Trend Following, Designer Labels and Wear
The article deals with two independent fashion labels run by young Hungarian designers, Je Suis Belle and USE Unused. The author reviews key features and definitions which are relevant when thinking about fashion and the fashion industry. Problematizing the context of contemporary Hunga-rian fashion design, he explores the way in which the textual formulations of the designers with regard to woman ideals of the labels, the design practices and acts of wearing create a specific form of fashion discourse.
From Gallianori to Doina Berchina. Hungarian/Romanian Fashion Bloggers
The author proposes multiple perspectives in the analysis of two regional cultures of fashion-blogging.
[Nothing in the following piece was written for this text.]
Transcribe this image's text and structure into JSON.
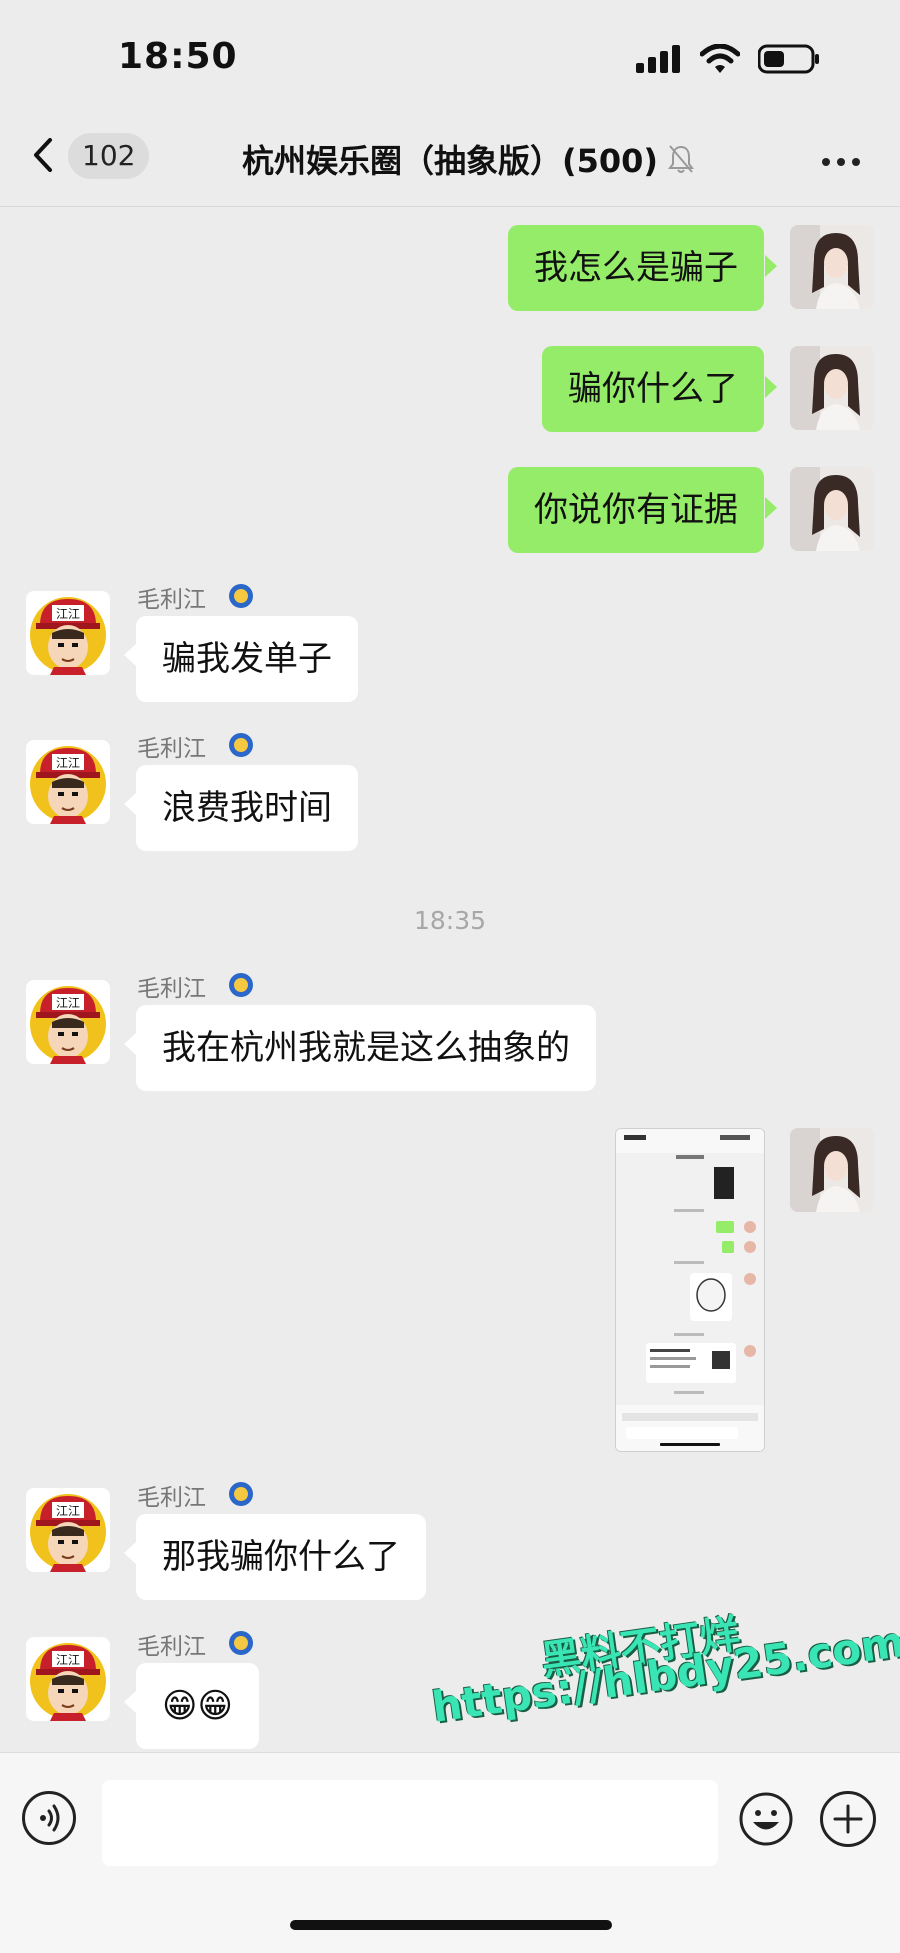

The last four years were the era of a new autonomy and specialization of fashion-blogging and fashion-bloggers, and this phenomenon also had its Romanian/ Hungarian correspondences. What are the differences between the English and French fashion-blogs (strongly connected to the global fashion industry), and this specific blogging culture? Focusing on this question, the paper deals with the thematic typology of these blogs and the strategies of cons-tructing online profiles.
"Juliet-Jules-Julia". Unskilled Women Workers and the Beauty Myth after the Second World War in Budapest
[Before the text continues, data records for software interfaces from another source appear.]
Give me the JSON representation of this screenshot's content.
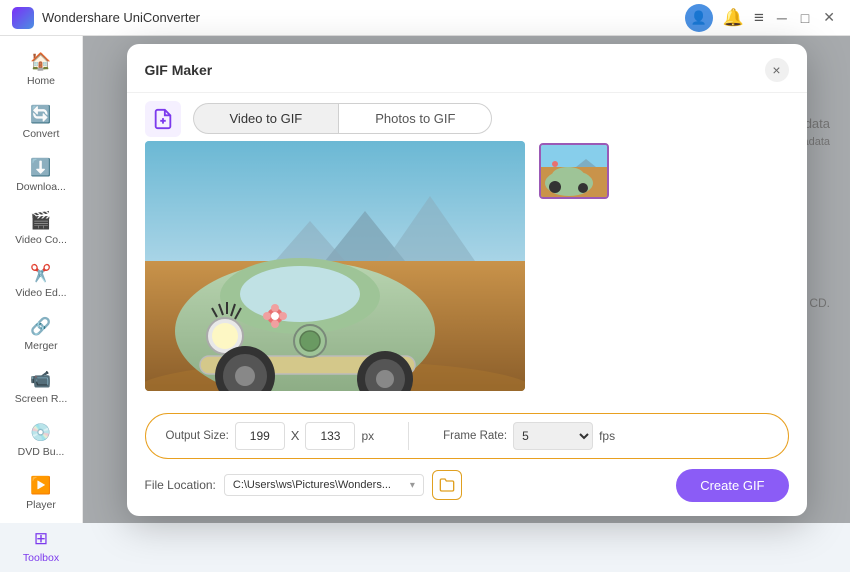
{
  "app": {
    "title": "Wondershare UniConverter"
  },
  "titlebar": {
    "user_icon": "👤",
    "notif_icon": "🔔",
    "menu_icon": "≡"
  },
  "sidebar": {
    "items": [
      {
        "id": "home",
        "label": "Home",
        "icon": "🏠"
      },
      {
        "id": "convert",
        "label": "Convert",
        "icon": "🔄"
      },
      {
        "id": "download",
        "label": "Downloa...",
        "icon": "⬇️"
      },
      {
        "id": "video-compress",
        "label": "Video Co...",
        "icon": "🎬"
      },
      {
        "id": "video-edit",
        "label": "Video Ed...",
        "icon": "✂️"
      },
      {
        "id": "merger",
        "label": "Merger",
        "icon": "🔗"
      },
      {
        "id": "screen-record",
        "label": "Screen R...",
        "icon": "📹"
      },
      {
        "id": "dvd-burn",
        "label": "DVD Bu...",
        "icon": "💿"
      },
      {
        "id": "player",
        "label": "Player",
        "icon": "▶️"
      },
      {
        "id": "toolbox",
        "label": "Toolbox",
        "icon": "⊞"
      }
    ]
  },
  "dialog": {
    "title": "GIF Maker",
    "close_label": "×",
    "tabs": [
      {
        "id": "video-to-gif",
        "label": "Video to GIF",
        "active": true
      },
      {
        "id": "photos-to-gif",
        "label": "Photos to GIF",
        "active": false
      }
    ],
    "settings": {
      "output_size_label": "Output Size:",
      "width_value": "199",
      "x_sep": "X",
      "height_value": "133",
      "px_unit": "px",
      "frame_rate_label": "Frame Rate:",
      "frame_rate_value": "5",
      "fps_unit": "fps"
    },
    "file_location": {
      "label": "File Location:",
      "path": "C:\\Users\\ws\\Pictures\\Wonders...",
      "browse_icon": "📁"
    },
    "create_gif_label": "Create GIF"
  },
  "background": {
    "meta_label": "data",
    "meta_sub": "nstadata",
    "cd_label": "CD."
  }
}
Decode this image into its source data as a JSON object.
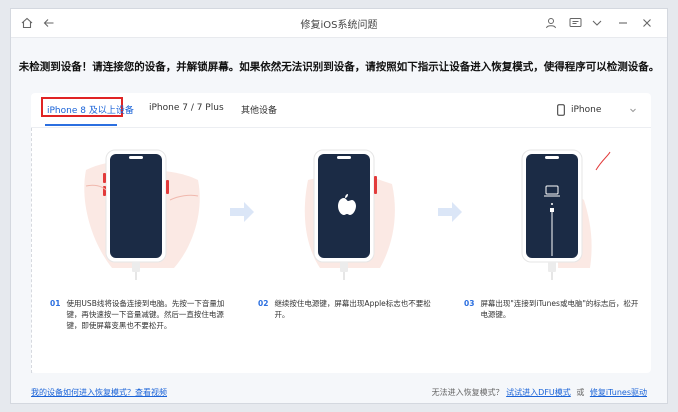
{
  "window": {
    "title": "修复iOS系统问题"
  },
  "notice": "未检测到设备！请连接您的设备，并解锁屏幕。如果依然无法识别到设备，请按照如下指示让设备进入恢复模式，使得程序可以检测设备。",
  "tabs": [
    {
      "label": "iPhone 8 及以上设备",
      "active": true
    },
    {
      "label": "iPhone 7 / 7 Plus",
      "active": false
    },
    {
      "label": "其他设备",
      "active": false
    }
  ],
  "device_select": {
    "value": "iPhone"
  },
  "steps": [
    {
      "num": "01",
      "text": "使用USB线将设备连接到电脑。先按一下音量加键，再快速按一下音量减键。然后一直按住电源键，即使屏幕变黑也不要松开。"
    },
    {
      "num": "02",
      "text": "继续按住电源键，屏幕出现Apple标志也不要松开。"
    },
    {
      "num": "03",
      "text": "屏幕出现\"连接到iTunes或电脑\"的标志后，松开电源键。"
    }
  ],
  "footer": {
    "help_link": "我的设备如何进入恢复模式？查看视频",
    "prefix": "无法进入恢复模式？",
    "dfu_link": "试试进入DFU模式",
    "or": "或",
    "itunes_link": "修复iTunes驱动"
  },
  "colors": {
    "accent": "#2b6fe0",
    "highlight": "#e02424"
  }
}
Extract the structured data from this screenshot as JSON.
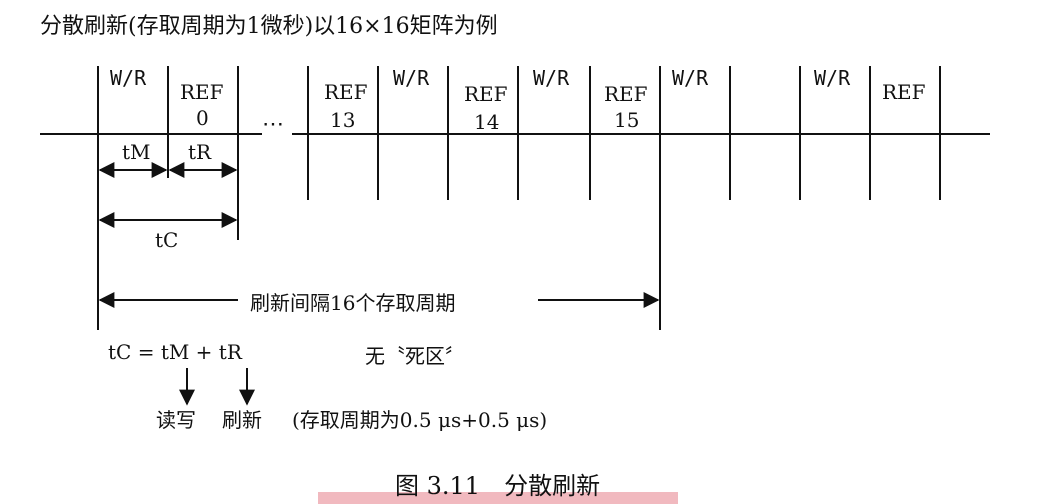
{
  "diagram": {
    "title": "分散刷新(存取周期为1微秒)以16×16矩阵为例",
    "slots": {
      "wr1": "W/R",
      "ref0_a": "REF",
      "ref0_b": "0",
      "dots": "⋯",
      "ref13_a": "REF",
      "ref13_b": "13",
      "wr2": "W/R",
      "ref14_a": "REF",
      "ref14_b": "14",
      "wr3": "W/R",
      "ref15_a": "REF",
      "ref15_b": "15",
      "wr4": "W/R",
      "wr5": "W/R",
      "ref_last": "REF"
    },
    "t_m": "tM",
    "t_r": "tR",
    "t_c": "tC",
    "interval_label": "刷新间隔16个存取周期",
    "formula": "tC = tM + tR",
    "no_dead_zone": "无〝死区〞",
    "rw_label": "读写",
    "refresh_label": "刷新",
    "cycle_note": "(存取周期为0.5 μs+0.5 μs)",
    "caption": "图 3.11　分散刷新"
  }
}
This paper sets out to concisely describe some aspects of the unskilled women worker's migration process into the city after the Second World War. What did being a modern woman mean for the village girls? What kind of clothes did they buy? Why was it popular to depict the city as a dangerous place for young women? And what kind of ideals for the „beauty woman" were being proposed by the official discourse during the socialist period in Hungary? Seeking an answer to these questions, the author also analyses a story with symbolical value about Juliet. She even had her name changed after arriving in the capital, but her boyfriend gave her back the original name.
Conflicting Women's Dress Elements in Kolozsvár at the Beginning of the 20th Century
The article analyses the ways in which woman's fashion and lifestyle can have their social meanings and reveals how class, gender and identity highlight each other in a certain historical time and place. The author identifies signi-ficant dress elements which could make the servants', the noblewomen's and the prostitutes' clothes different, and also differentiated the according social classes, showing that dressing processes had the power to delimit, to mark and stigmatize the status of women, classifying them into social categories.